I like to do lots of different things. Rather than developing something and working on it in intense detail, I like to work incredibly broadly. This probably goes back to my schooldays and me having a very short attention span! But I don’t like being pigeonholed into a particular area. For example, my group here in Vietnam has done a randomised control trial on probiotics; we have a major cohort study going on; we’re doing some basic vaccine development work; we do some immunology; genomics studies; and even some public health work. We have a huge array of things going on in different disciplines, and I really like that. Everyday is different.
Do you worry that with such research breadth you run the risk of lacking depth?
The conventional view is that you’d want to work on a particular microbe, protein, or gene and spend 20 years characterising everything associated with it. Here in Vietnam I generally work on diarrhoeal diseases and typhoid fever. The work on typhoid includes many of the things I’ve just mentioned. While there is a breadth of things going on, concentrating on one disease area (i.e. enteric infections) provides the depth.
How did the opportunity to move to Vietnam arise?
While working at Sanger I found the epidemiological aspects associated with genomics more interesting than other areas, and I wanted to understand human infection in the locations they arose. I’d done some research in Vietnam during my PhD in 2004 and met Jeremy Farrar, who was Director of the Oxford University Clinical Research Unit out there. He came to the Sanger Institute for meetings on a few occasions; we had a chat during one of them and he asked me to apply for a job in Vietnam. I moved there in 2007.
How was that?
Leaving everything I knew behind was terrifying. I actually sat on my own in an office for the first few months wondering what I was going to do. Then I found some projects I could get involved in and got moving. I published some low impact senior author papers, then got my first grant and things started to move a bit more quickly.
At the start I wasn’t sure what was going to happen because it was a whole different outlook on science in a country with different cultural interactions where you don’t speak the language and don’t really understand how things work. I guess it sounds quite daunting – and I’ve had my ups and downs – but I’ve just gotten on with it and I have learnt move than I could imagine.
What are the benefits of moving abroad to do science? Should early career researchers consider it?

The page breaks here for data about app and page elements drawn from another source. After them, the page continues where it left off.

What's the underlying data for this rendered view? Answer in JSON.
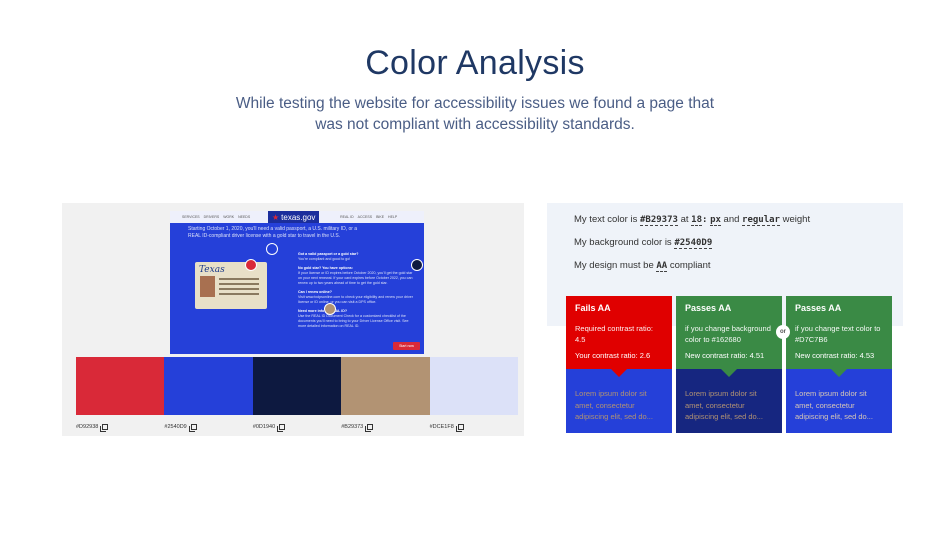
{
  "header": {
    "title": "Color Analysis",
    "subtitle": "While testing the website for accessibility issues we found a page that was not compliant with accessibility standards."
  },
  "screenshot": {
    "nav_items": [
      "SERVICES",
      "DRIVERS",
      "WORK",
      "NEEDS",
      "",
      "",
      "",
      "",
      "REAL ID",
      "ACCESS",
      "BIKE",
      "HELP"
    ],
    "logo": "texas.gov",
    "lead": "Starting October 1, 2020, you'll need a valid passport, a U.S. military ID, or a REAL ID-compliant driver license with a gold star to travel in the U.S.",
    "card_title": "Texas",
    "sections": [
      {
        "head": "Got a valid passport or a gold star?",
        "body": "You're compliant and good to go!"
      },
      {
        "head": "No gold star? You have options:",
        "body": "If your license or ID expires before October 2020, you'll get the gold star on your next renewal. If your card expires before October 2022, you can renew up to two years ahead of time to get the gold star."
      },
      {
        "head": "Can I renew online?",
        "body": "Visit www.txdpsonline.com to check your eligibility and renew your driver license or ID online, or you can visit a DPS office."
      },
      {
        "head": "Need more info on REAL ID?",
        "body": "Use the REAL ID Document Check for a customized checklist of the documents you'll need to bring to your Driver License Office visit. See more detailed information on REAL ID."
      }
    ],
    "button": "Start now"
  },
  "palette": [
    {
      "hex": "#D92938",
      "color": "#d92938"
    },
    {
      "hex": "#2540D9",
      "color": "#2540d9"
    },
    {
      "hex": "#0D1940",
      "color": "#0d1940"
    },
    {
      "hex": "#B29373",
      "color": "#b29373"
    },
    {
      "hex": "#DCE1F8",
      "color": "#dce1f8"
    }
  ],
  "settings": {
    "text_color_prefix": "My text color is",
    "text_color": "#B29373",
    "at": "at",
    "size": "18",
    "size_sep": ":",
    "unit": "px",
    "and": "and",
    "weight_value": "regular",
    "weight_suffix": "weight",
    "bg_prefix": "My background color is",
    "bg_color": "#2540D9",
    "design_prefix": "My design must be",
    "level": "AA",
    "design_suffix": "compliant"
  },
  "results": [
    {
      "head": "Fails AA",
      "detail": "Required contrast ratio: 4.5",
      "stat": "Your contrast ratio: 2.6",
      "sample": "Lorem ipsum dolor sit amet, consectetur adipiscing elit, sed do...",
      "top_color": "#e00000",
      "bottom_color": "#2540d9",
      "sample_color": "#b29373"
    },
    {
      "head": "Passes AA",
      "detail": "if you change background color to #162680",
      "stat": "New contrast ratio: 4.51",
      "sample": "Lorem ipsum dolor sit amet, consectetur adipiscing elit, sed do...",
      "top_color": "#3a8a45",
      "bottom_color": "#162680",
      "sample_color": "#b29373"
    },
    {
      "head": "Passes AA",
      "detail": "if you change text color to #D7C7B6",
      "stat": "New contrast ratio: 4.53",
      "sample": "Lorem ipsum dolor sit amet, consectetur adipiscing elit, sed do...",
      "top_color": "#3a8a45",
      "bottom_color": "#2540d9",
      "sample_color": "#d7c7b6"
    }
  ],
  "or_label": "or",
  "icons": {
    "copy": "copy-icon",
    "picker": "color-picker-dot"
  }
}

It’s been great for me, but it’s not been easy. While there are challenges moving anywhere, I think the benefits hugely outweigh the costs. Coming here and working with clinicians, patients and the microbiologists who are actually isolating specific pathogens puts things a bit more into context and changes your approach to science. In my opinion, it lets you think about things in an applied way, rather than in a purely academic one.
If you could give your younger self one piece of advice, what would it be?
Get on with it. It’s really easy to spend time mentally working your way through something, only to end up talking yourself out of doing it in the first place. You can get advice on a problem from as many people as you want, but you’ve got to have the courage of your own convictions and get on with solving it.
What does winning this prize mean to you?
I didn’t know I’d been nominated, so first of all I thought it was a mistake! When I realised it wasn’t, I was obviously delighted. Winning anything is nice, but just being associated with the previous winners is important as it shows that somebody out there thinks that you’re doing the right thing from time to time.
Image: Stephen Baker.